EXERCISE GOAL:
Please print every record exactly as it stands, leaving out the pictures.

——————

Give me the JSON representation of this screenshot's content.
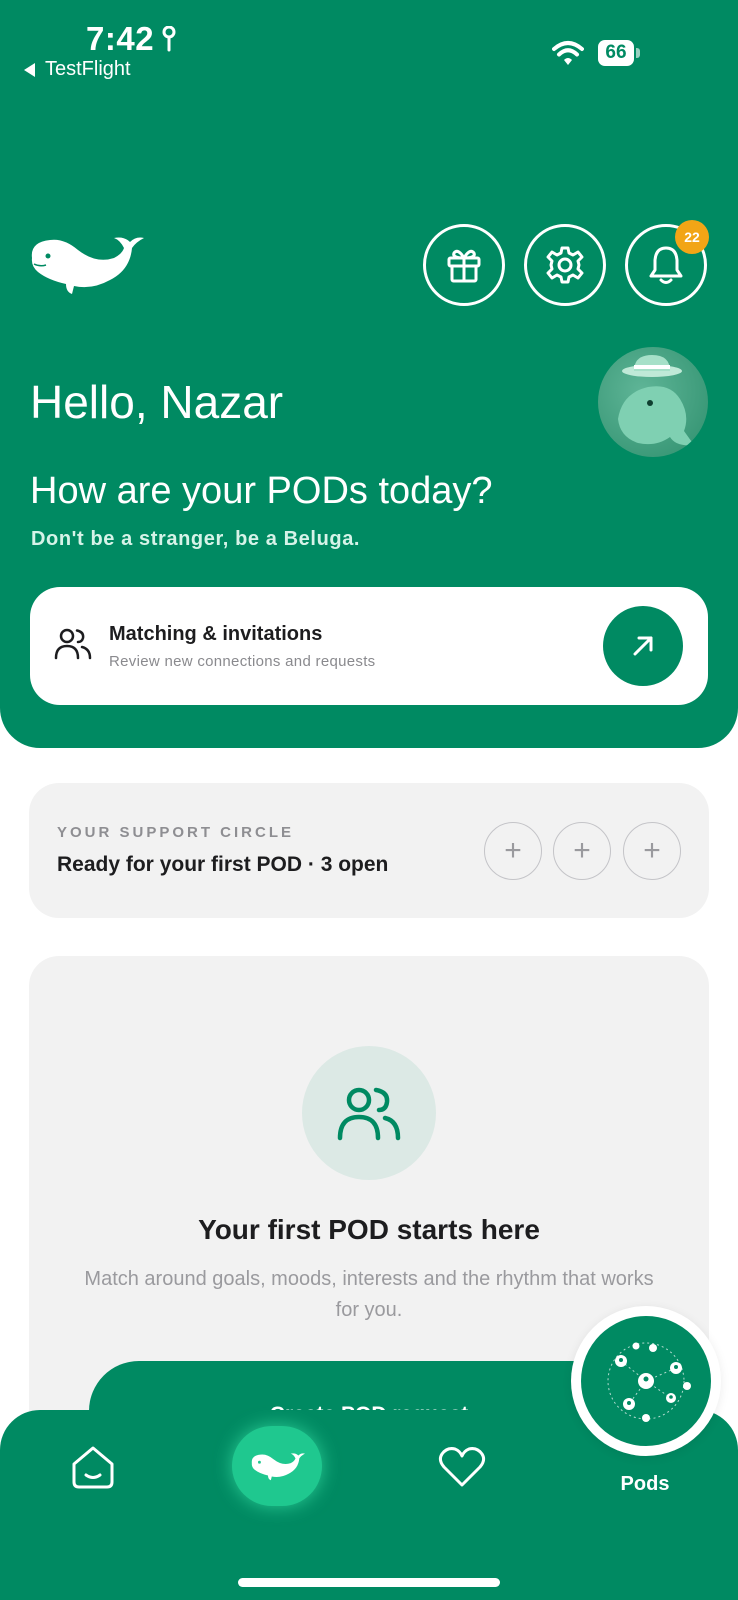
{
  "status_bar": {
    "time": "7:42",
    "back_app": "TestFlight",
    "battery": "66"
  },
  "header": {
    "greeting": "Hello, Nazar",
    "question": "How are your PODs today?",
    "tagline": "Don't be a stranger, be a Beluga.",
    "notification_count": "22",
    "icons": [
      "beluga-logo-icon",
      "gift-icon",
      "gear-icon",
      "bell-icon"
    ]
  },
  "matching_card": {
    "title": "Matching & invitations",
    "subtitle": "Review new connections and requests"
  },
  "support_circle": {
    "label": "YOUR SUPPORT CIRCLE",
    "status": "Ready for your first POD  ·  3 open",
    "slots": [
      "+",
      "+",
      "+"
    ]
  },
  "empty_state": {
    "title": "Your first POD starts here",
    "description": "Match around goals, moods, interests and the rhythm that works for you.",
    "button": "Create POD request"
  },
  "tab_bar": {
    "pods_label": "Pods"
  },
  "colors": {
    "brand_green": "#008a62",
    "badge_orange": "#f2a516",
    "card_gray": "#f2f2f2"
  }
}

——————

TASK RESULT:
Give me the JSON representation of this screenshot's content.
{
  "status_bar": {
    "time": "7:42",
    "back_app": "TestFlight",
    "battery": "66"
  },
  "header": {
    "greeting": "Hello, Nazar",
    "question": "How are your PODs today?",
    "tagline": "Don't be a stranger, be a Beluga.",
    "notification_count": "22",
    "icons": [
      "beluga-logo-icon",
      "gift-icon",
      "gear-icon",
      "bell-icon"
    ]
  },
  "matching_card": {
    "title": "Matching & invitations",
    "subtitle": "Review new connections and requests"
  },
  "support_circle": {
    "label": "YOUR SUPPORT CIRCLE",
    "status": "Ready for your first POD  ·  3 open",
    "slots": [
      "+",
      "+",
      "+"
    ]
  },
  "empty_state": {
    "title": "Your first POD starts here",
    "description": "Match around goals, moods, interests and the rhythm that works for you.",
    "button": "Create POD request"
  },
  "tab_bar": {
    "pods_label": "Pods"
  },
  "colors": {
    "brand_green": "#008a62",
    "badge_orange": "#f2a516",
    "card_gray": "#f2f2f2"
  }
}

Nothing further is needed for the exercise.